# [What this task involves]
Type out the complete listing below word for word, without its pictures.

# [Provided entries]
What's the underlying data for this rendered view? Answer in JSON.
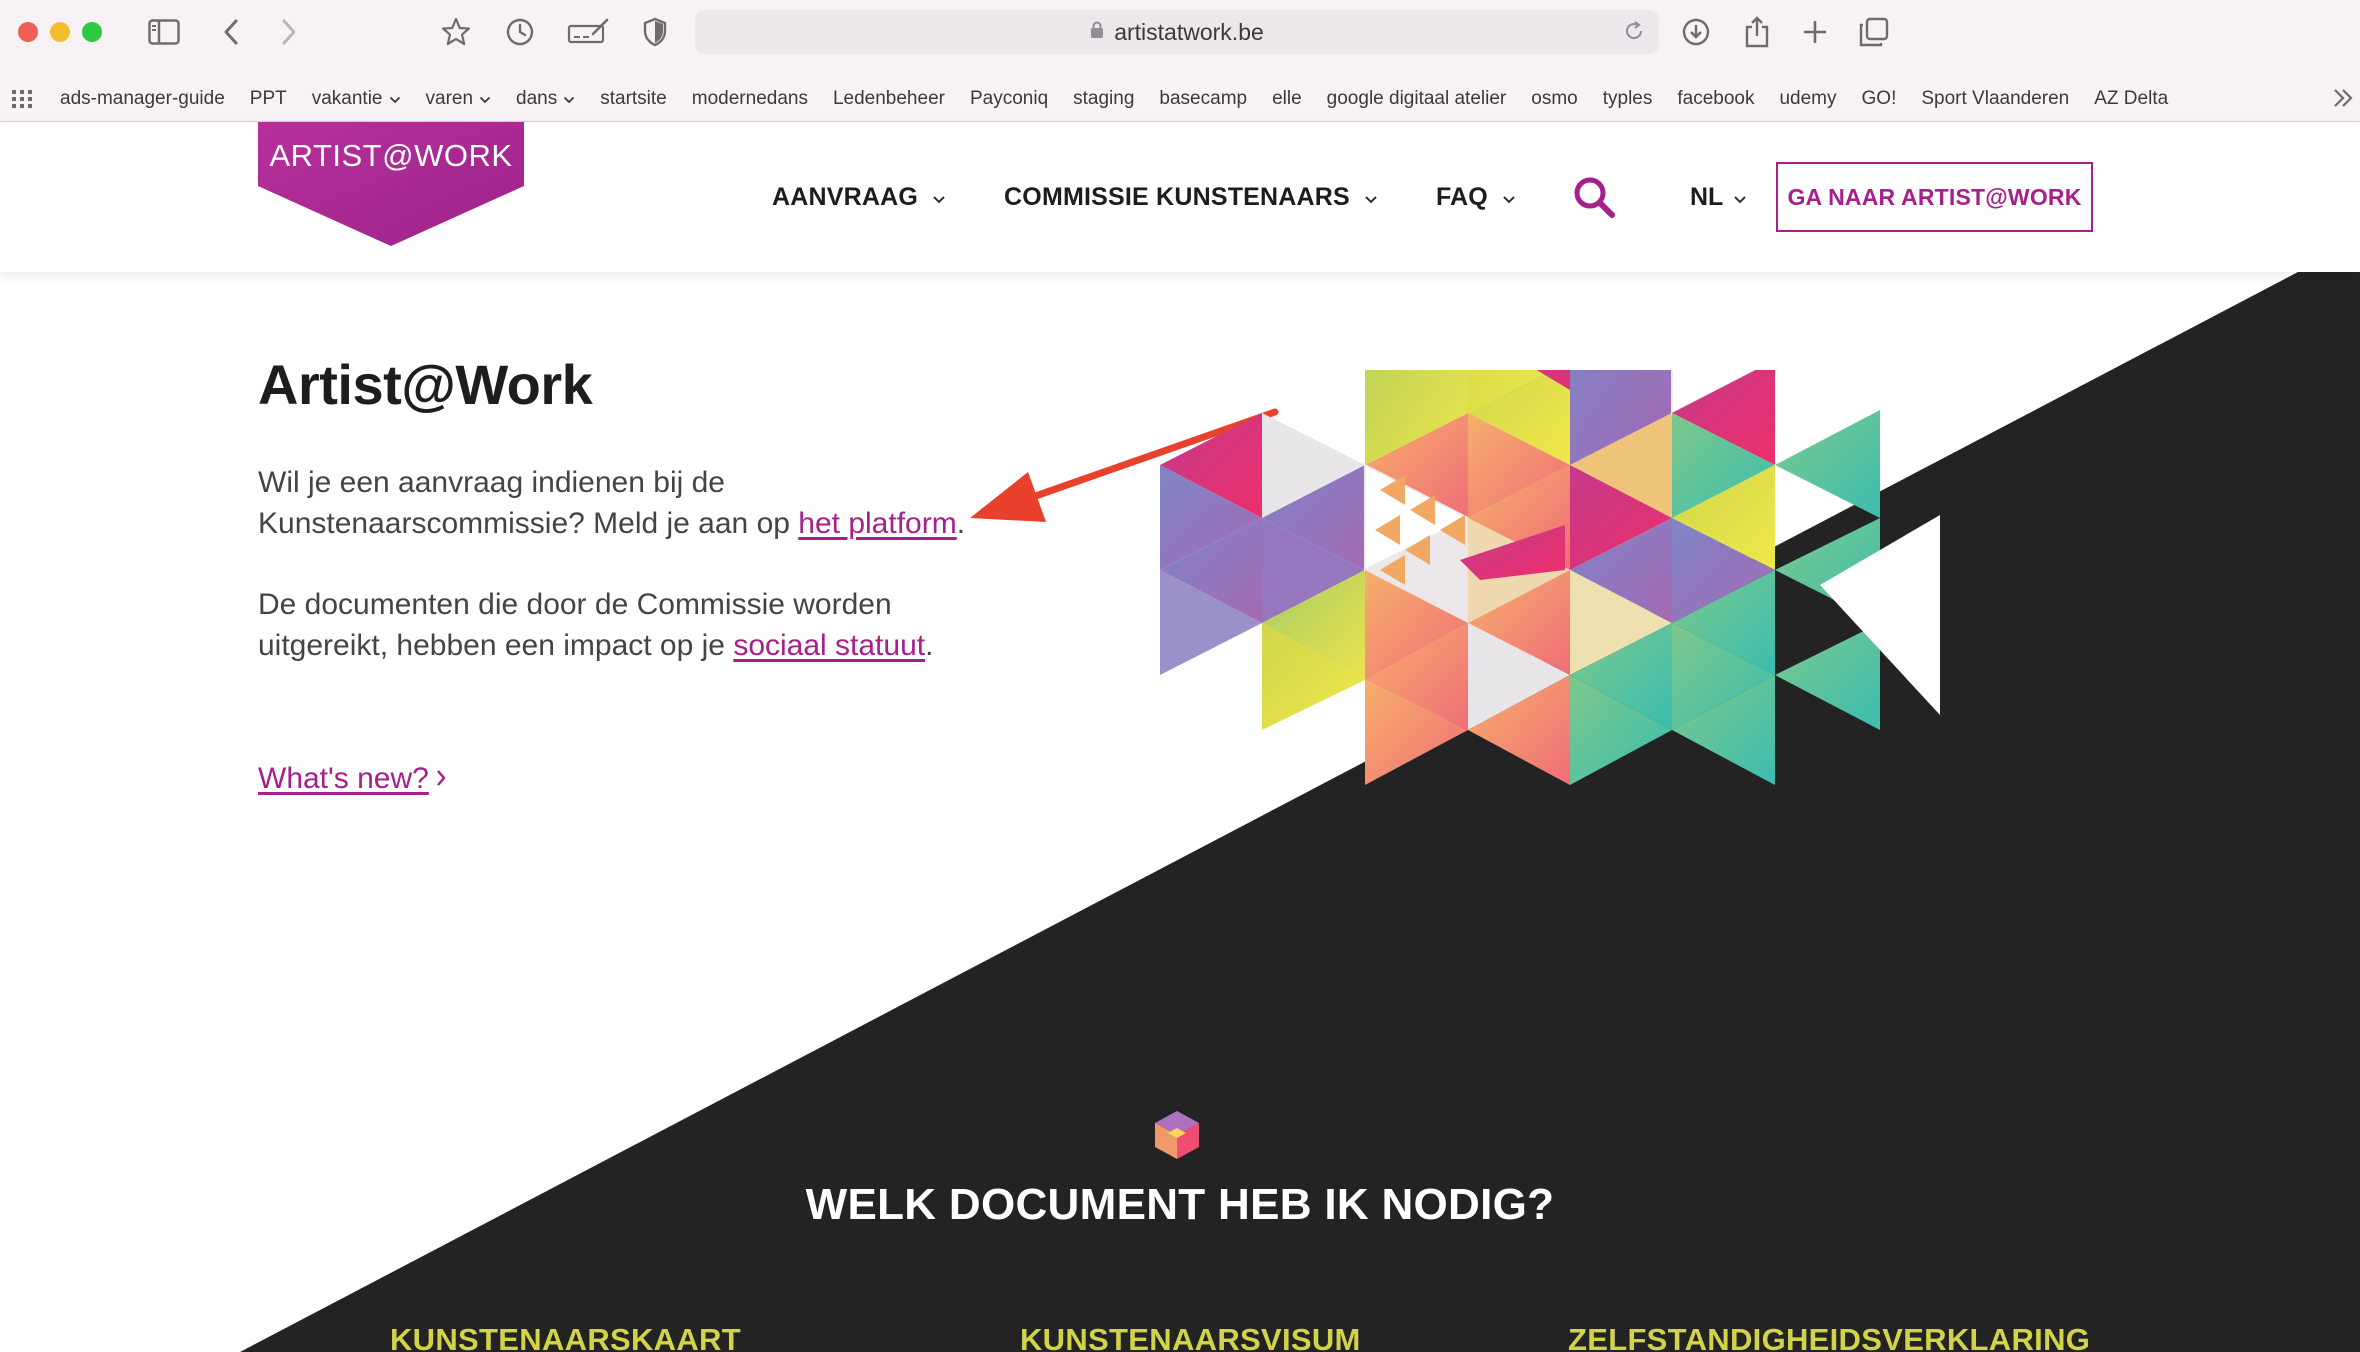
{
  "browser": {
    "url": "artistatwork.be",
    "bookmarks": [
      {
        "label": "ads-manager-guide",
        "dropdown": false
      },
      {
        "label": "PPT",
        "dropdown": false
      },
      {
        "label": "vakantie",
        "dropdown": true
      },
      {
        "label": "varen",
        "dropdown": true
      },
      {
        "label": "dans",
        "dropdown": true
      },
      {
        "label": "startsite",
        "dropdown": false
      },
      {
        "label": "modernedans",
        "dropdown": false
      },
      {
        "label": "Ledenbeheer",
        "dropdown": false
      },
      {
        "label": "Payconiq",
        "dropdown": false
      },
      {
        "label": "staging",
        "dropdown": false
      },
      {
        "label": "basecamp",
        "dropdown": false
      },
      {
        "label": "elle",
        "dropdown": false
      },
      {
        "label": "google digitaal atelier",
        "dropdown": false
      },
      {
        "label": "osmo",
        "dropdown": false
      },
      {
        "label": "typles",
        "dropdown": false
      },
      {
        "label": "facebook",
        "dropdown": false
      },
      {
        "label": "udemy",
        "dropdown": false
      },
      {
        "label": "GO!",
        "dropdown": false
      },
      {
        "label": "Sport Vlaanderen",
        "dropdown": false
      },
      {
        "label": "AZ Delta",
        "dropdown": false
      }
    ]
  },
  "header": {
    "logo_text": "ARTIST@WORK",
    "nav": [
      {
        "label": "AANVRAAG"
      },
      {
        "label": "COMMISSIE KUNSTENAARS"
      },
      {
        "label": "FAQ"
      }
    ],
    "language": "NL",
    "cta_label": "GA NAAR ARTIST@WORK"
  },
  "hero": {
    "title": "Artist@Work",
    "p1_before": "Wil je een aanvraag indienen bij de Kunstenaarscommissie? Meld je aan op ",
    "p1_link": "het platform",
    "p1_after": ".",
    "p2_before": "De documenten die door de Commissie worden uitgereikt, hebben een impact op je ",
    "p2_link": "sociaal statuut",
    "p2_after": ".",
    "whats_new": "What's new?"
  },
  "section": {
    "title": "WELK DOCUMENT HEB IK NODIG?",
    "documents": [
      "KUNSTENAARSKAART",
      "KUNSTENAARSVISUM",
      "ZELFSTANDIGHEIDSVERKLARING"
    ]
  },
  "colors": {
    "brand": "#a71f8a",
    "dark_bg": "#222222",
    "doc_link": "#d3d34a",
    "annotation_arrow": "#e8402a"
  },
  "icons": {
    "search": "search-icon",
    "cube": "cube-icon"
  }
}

# [Solution to the problem]
What's the underlying data for this rendered view? Answer in JSON.
{
  "browser": {
    "url": "artistatwork.be",
    "bookmarks": [
      {
        "label": "ads-manager-guide",
        "dropdown": false
      },
      {
        "label": "PPT",
        "dropdown": false
      },
      {
        "label": "vakantie",
        "dropdown": true
      },
      {
        "label": "varen",
        "dropdown": true
      },
      {
        "label": "dans",
        "dropdown": true
      },
      {
        "label": "startsite",
        "dropdown": false
      },
      {
        "label": "modernedans",
        "dropdown": false
      },
      {
        "label": "Ledenbeheer",
        "dropdown": false
      },
      {
        "label": "Payconiq",
        "dropdown": false
      },
      {
        "label": "staging",
        "dropdown": false
      },
      {
        "label": "basecamp",
        "dropdown": false
      },
      {
        "label": "elle",
        "dropdown": false
      },
      {
        "label": "google digitaal atelier",
        "dropdown": false
      },
      {
        "label": "osmo",
        "dropdown": false
      },
      {
        "label": "typles",
        "dropdown": false
      },
      {
        "label": "facebook",
        "dropdown": false
      },
      {
        "label": "udemy",
        "dropdown": false
      },
      {
        "label": "GO!",
        "dropdown": false
      },
      {
        "label": "Sport Vlaanderen",
        "dropdown": false
      },
      {
        "label": "AZ Delta",
        "dropdown": false
      }
    ]
  },
  "header": {
    "logo_text": "ARTIST@WORK",
    "nav": [
      {
        "label": "AANVRAAG"
      },
      {
        "label": "COMMISSIE KUNSTENAARS"
      },
      {
        "label": "FAQ"
      }
    ],
    "language": "NL",
    "cta_label": "GA NAAR ARTIST@WORK"
  },
  "hero": {
    "title": "Artist@Work",
    "p1_before": "Wil je een aanvraag indienen bij de Kunstenaarscommissie? Meld je aan op ",
    "p1_link": "het platform",
    "p1_after": ".",
    "p2_before": "De documenten die door de Commissie worden uitgereikt, hebben een impact op je ",
    "p2_link": "sociaal statuut",
    "p2_after": ".",
    "whats_new": "What's new?"
  },
  "section": {
    "title": "WELK DOCUMENT HEB IK NODIG?",
    "documents": [
      "KUNSTENAARSKAART",
      "KUNSTENAARSVISUM",
      "ZELFSTANDIGHEIDSVERKLARING"
    ]
  },
  "colors": {
    "brand": "#a71f8a",
    "dark_bg": "#222222",
    "doc_link": "#d3d34a",
    "annotation_arrow": "#e8402a"
  },
  "icons": {
    "search": "search-icon",
    "cube": "cube-icon"
  }
}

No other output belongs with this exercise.